With the sounds coming from the USC practice fields of coaches screaming, and athlete’s scrambling to get it right, you would think that it was late August, not early June. But a quick check of the thermometer sets the record straight.
Sweat was the prominent product for the football campers and coaches alike. The stifling heat rose above 90 degrees, as the recruits put all efforts into either solidifying their early reputations, or trying to make a name for themselves.
Right in the middle of it all was the Gamecocks head football coach, Steve Spurrier. While most head coaches make quick cameos before and/or after the mini-camps, especially the big name coaches, the Head Ball Coach had been there every minute of each camp.
What’s more, he isn’t up in some tower, overlooking the entire process. SOS was right there in the mix of the drills, showing by example and teaching the young prospects exactly how they should do it.

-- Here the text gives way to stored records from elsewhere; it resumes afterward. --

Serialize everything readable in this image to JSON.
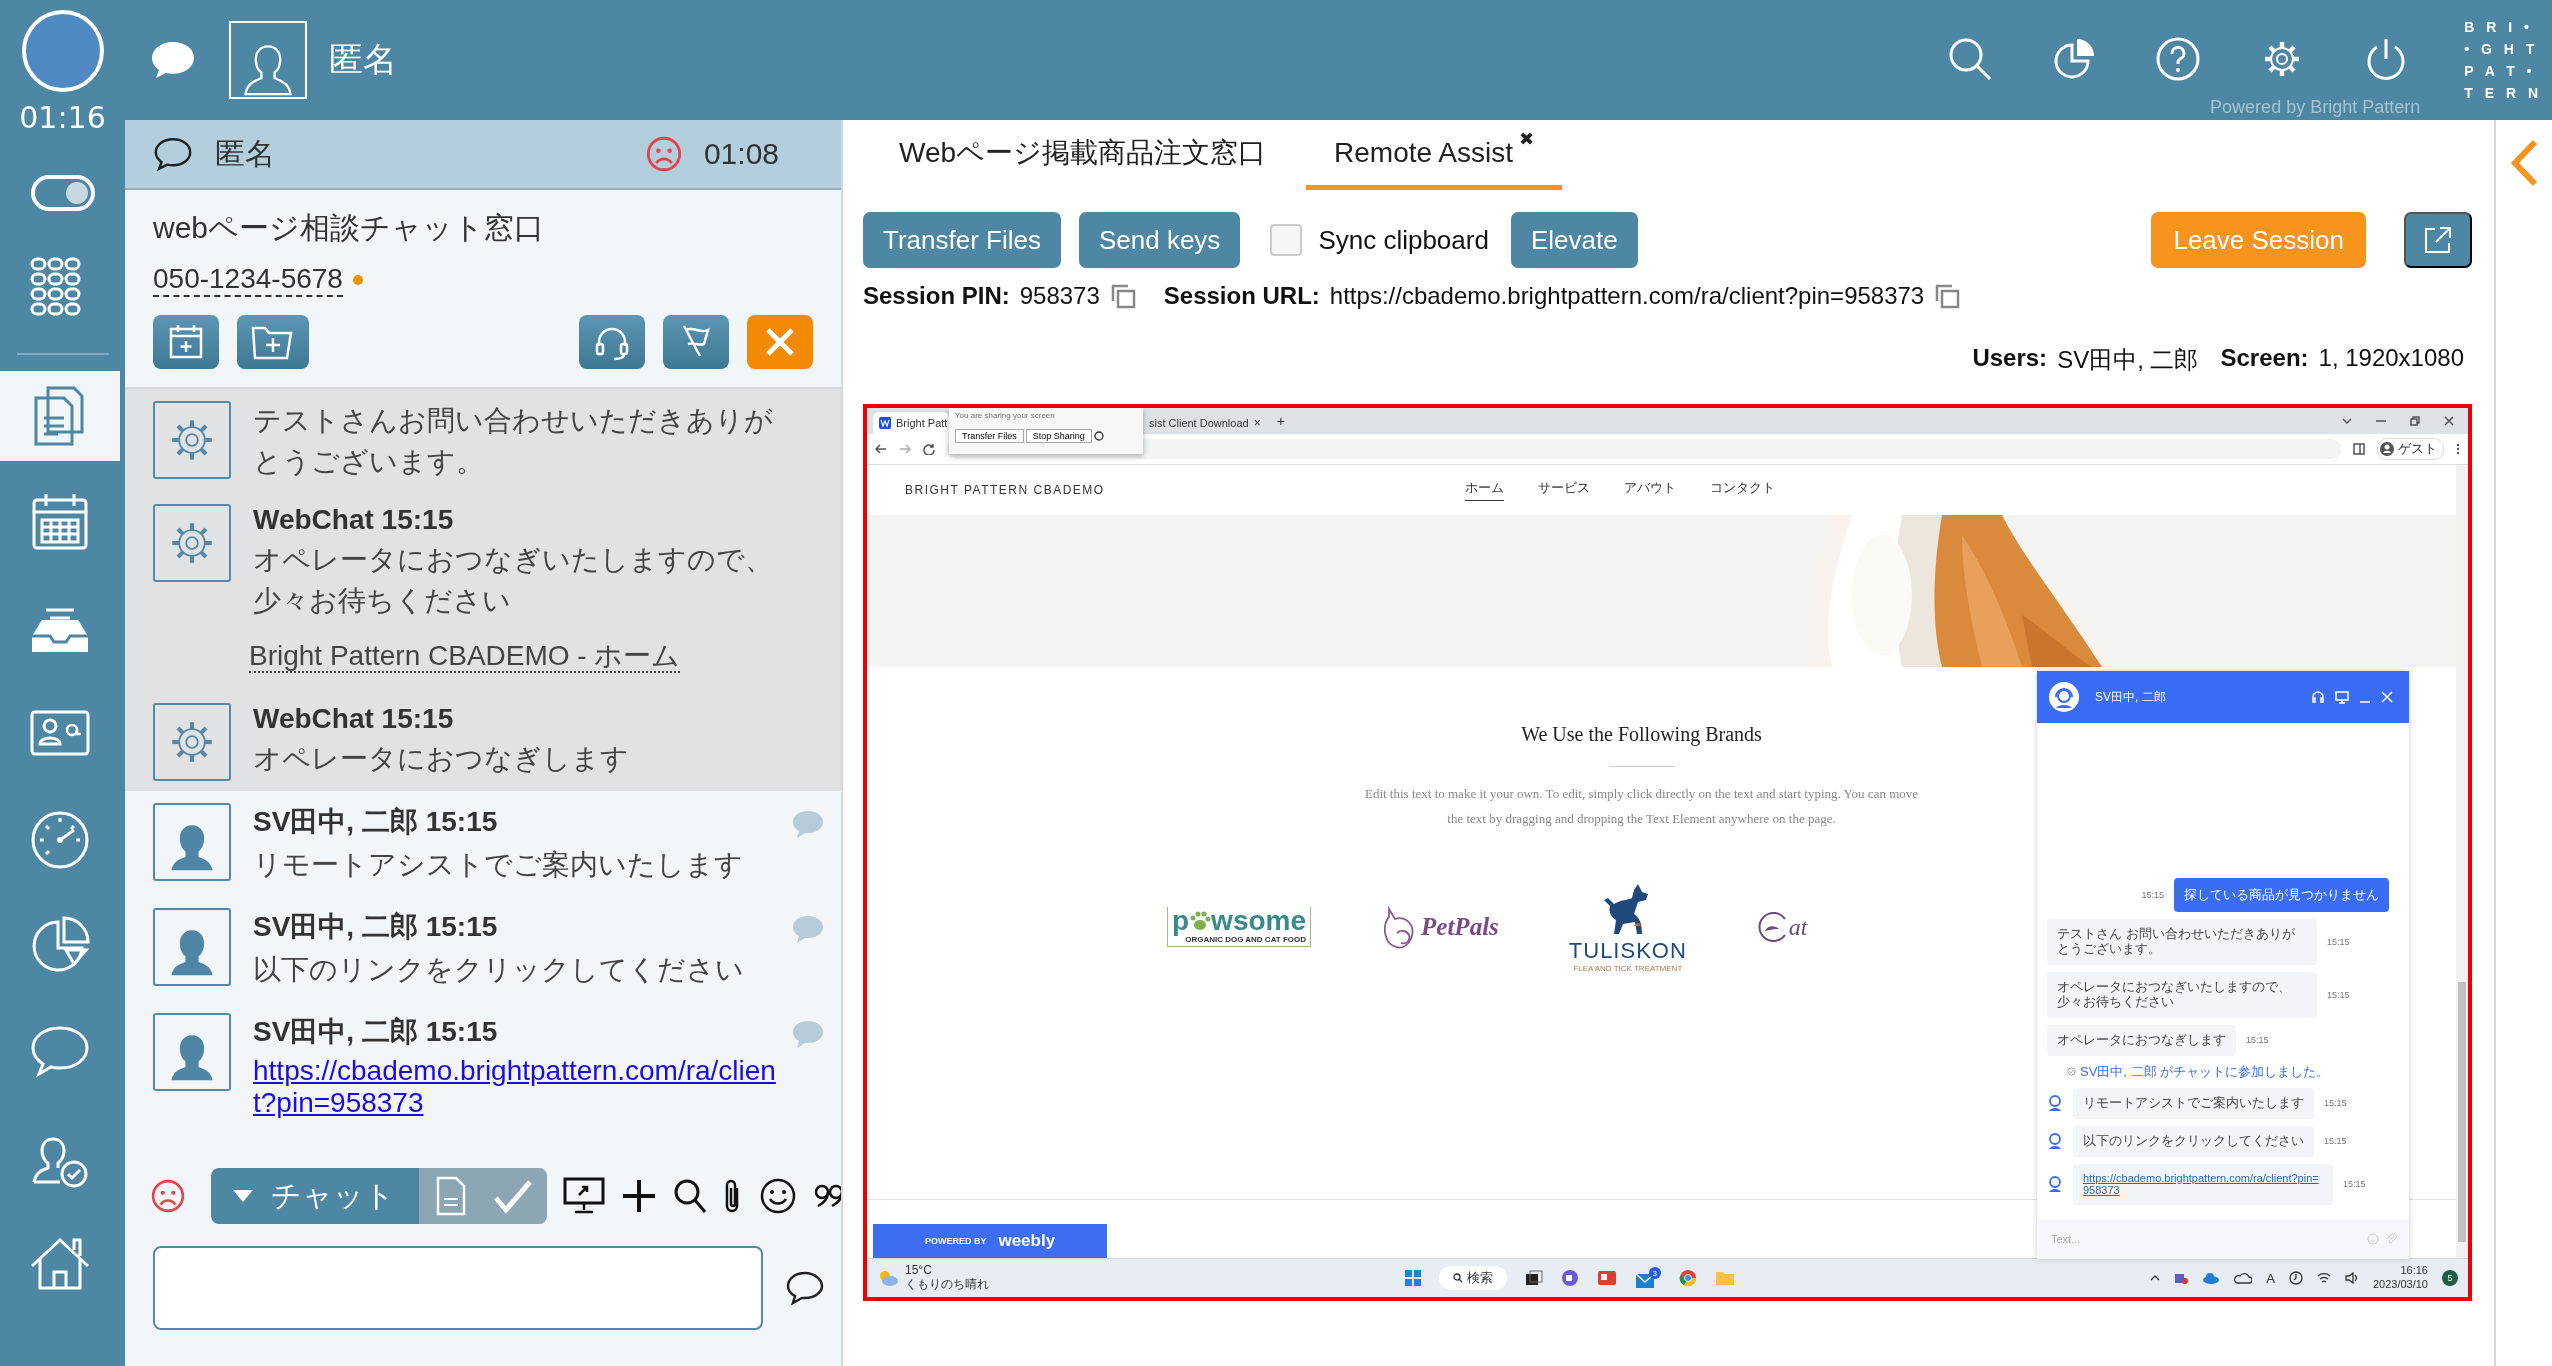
{
  "top_bar": {
    "contact_name": "匿名",
    "powered_by": "Powered by Bright Pattern",
    "logo_rows": [
      "B R I •",
      "• G H T",
      "P A T •",
      "T E R N"
    ]
  },
  "sidebar": {
    "timer": "01:16",
    "status_toggle": {
      "on": true
    },
    "items": [
      {
        "kind": "dialpad",
        "selected": false
      },
      {
        "kind": "documents",
        "selected": true
      },
      {
        "kind": "calendar",
        "selected": false
      },
      {
        "kind": "inbox",
        "selected": false
      },
      {
        "kind": "contact-card",
        "selected": false
      },
      {
        "kind": "gauge",
        "selected": false
      },
      {
        "kind": "pie",
        "selected": false
      },
      {
        "kind": "chat",
        "selected": false
      },
      {
        "kind": "user-check",
        "selected": false
      },
      {
        "kind": "home",
        "selected": false
      }
    ]
  },
  "chat_panel": {
    "title": "匿名",
    "unhappy": true,
    "timer": "01:08",
    "service": "webページ相談チャット窓口",
    "phone": "050-1234-5678",
    "messages": [
      {
        "kind": "bot",
        "text": "テストさんお問い合わせいただきありがとうございます。"
      },
      {
        "kind": "bot",
        "sender": "WebChat",
        "time": "15:15",
        "text": "オペレータにおつなぎいたしますので、少々お待ちください"
      },
      {
        "kind": "link",
        "text": "Bright Pattern CBADEMO - ホーム"
      },
      {
        "kind": "bot",
        "sender": "WebChat",
        "time": "15:15",
        "text": "オペレータにおつなぎします"
      },
      {
        "kind": "agent",
        "sender": "SV田中, 二郎",
        "time": "15:15",
        "text": "リモートアシストでご案内いたします"
      },
      {
        "kind": "agent",
        "sender": "SV田中, 二郎",
        "time": "15:15",
        "text": "以下のリンクをクリックしてください"
      },
      {
        "kind": "agent_link",
        "sender": "SV田中, 二郎",
        "time": "15:15",
        "text": "https://cbademo.brightpattern.com/ra/client?pin=958373"
      }
    ],
    "composer": {
      "unhappy": true,
      "mode": "チャット"
    }
  },
  "workspace": {
    "tabs": [
      {
        "label": "Webページ掲載商品注文窓口",
        "selected": false
      },
      {
        "label": "Remote Assist",
        "selected": true,
        "close": "✖"
      }
    ],
    "actions": [
      {
        "kind": "button",
        "label": "Transfer Files"
      },
      {
        "kind": "button",
        "label": "Send keys"
      },
      {
        "kind": "checkbox",
        "label": "Sync clipboard",
        "checked": false
      },
      {
        "kind": "button",
        "label": "Elevate"
      }
    ],
    "leave_button": "Leave Session",
    "session": [
      {
        "label": "Session PIN:",
        "value": "958373"
      },
      {
        "label": "Session URL:",
        "value": "https://cbademo.brightpattern.com/ra/client?pin=958373"
      }
    ],
    "info": [
      {
        "label": "Users:",
        "value": "SV田中, 二郎"
      },
      {
        "label": "Screen:",
        "value": "1, 1920x1080"
      }
    ],
    "remote_screen": {
      "browser_tabs": [
        {
          "label": "Bright Patt",
          "selected": true
        },
        {
          "label": "sist Client Download",
          "selected": false,
          "close": "×"
        }
      ],
      "new_tab": "+",
      "share_bar": {
        "message": "You are sharing your screen",
        "buttons": [
          "Transfer Files",
          "Stop Sharing"
        ]
      },
      "profile": "ゲスト",
      "site": {
        "brand": "BRIGHT PATTERN CBADEMO",
        "nav": [
          {
            "label": "ホーム",
            "selected": true
          },
          {
            "label": "サービス",
            "selected": false
          },
          {
            "label": "アバウト",
            "selected": false
          },
          {
            "label": "コンタクト",
            "selected": false
          }
        ],
        "heading": "We Use the Following Brands",
        "body": "Edit this text to make it your own. To edit, simply click directly on the text and start typing. You can move the text by dragging and dropping the Text Element anywhere on the page.",
        "brands": [
          {
            "kind": "pawsome",
            "name_start": "p",
            "name_end": "wsome",
            "tagline": "ORGANIC DOG AND CAT FOOD"
          },
          {
            "kind": "petpals",
            "name": "PetPals"
          },
          {
            "kind": "tuliskon",
            "name": "TULISKON",
            "tagline": "FLEA AND TICK TREATMENT"
          },
          {
            "kind": "cat",
            "name": "at"
          }
        ],
        "powered": {
          "prefix": "POWERED BY",
          "brand": "weebly"
        }
      },
      "chat_widget": {
        "agent": "SV田中, 二郎",
        "messages": [
          {
            "kind": "visitor",
            "text": "探している商品が見つかりません",
            "time": "15:15"
          },
          {
            "kind": "bot",
            "text": "テストさん お問い合わせいただきありがとうございます。",
            "time": "15:15"
          },
          {
            "kind": "bot",
            "text": "オペレータにおつなぎいたしますので、少々お待ちください",
            "time": "15:15"
          },
          {
            "kind": "bot",
            "text": "オペレータにおつなぎします",
            "time": "15:15"
          },
          {
            "kind": "notice",
            "text": "SV田中, 二郎 がチャットに参加しました。"
          },
          {
            "kind": "agent",
            "text": "リモートアシストでご案内いたします",
            "time": "15:15"
          },
          {
            "kind": "agent",
            "text": "以下のリンクをクリックしてください",
            "time": "15:15"
          },
          {
            "kind": "agent_link",
            "text": "https://cbademo.brightpattern.com/ra/client?pin=958373",
            "time": "15:15"
          }
        ],
        "placeholder": "Text..."
      },
      "taskbar": {
        "temperature": "15°C",
        "weather": "くもりのち晴れ",
        "search": "検索",
        "mail_badge": "3",
        "tray_letter": "A",
        "time": "16:16",
        "date": "2023/03/10",
        "notifications": "5"
      }
    }
  }
}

He brings something to the table few other head coaches can, the time and experience of playing the quarterback position at its highest level. He won the Heisman Trophy as the all-everything quarterback at the University of Florida in 1966. So, when the ole ball coach jumps in and actually shows his guys how to do it, they pay strict attention.
He hasn’t just done it on the field, either. He won six conference championships and the 1996 national championship as a head coach.
So you will have to excuse my bewilderment, over a few short weeks ago, when newspaper, magazine and internet articles came out everywhere proclaiming that Steve Spurrier was ready to hang it up, because he had handed off the play calling duties to his son, Steve Spurrier Jr.
I read article after article, where the writers would state that “The Ole Ball Coach was close to hanging it up.” They wrote these ridiculous statements, even after he had said many times that he was doing this to allow him more time to work specifically with his offense, and especially with the quarterbacks.
He also gave a stable of reasoning, anchored by the fact that Steve Jr. had coached with him for more than 11 years, and knew exactly, by this point, what he wanted to do offensively.
Coach Spurrier also spoke in detail about having to work extensively with the defense and the special teams last season, and how he looked up one day and realized that he was doing everything. It was at that point, that he understood how it caused his offense to suffer.
So he made all of the necessary corrections during the offseason, in hiring arguably the best Special Teams Coordinator in the nation, coach Ray Rychleski. He also made an excellent hire in Defensive Coordinator Ellis Johnson, to oversee his defenders.
Having competent coaches to oversee the play calling, special teams and the defense will give coach Spurrier plenty of time to work expansively with his offense.
But if any of you guys have any doubts as to who is going to be running the Gamecock offense, you need only to take a quick look out on the practice fields over the last couple of minicamps.
It is very evident that the Head Ball Coach still loves coaching up close and personal, and he is nowhere near ready to just sit out on the front porch.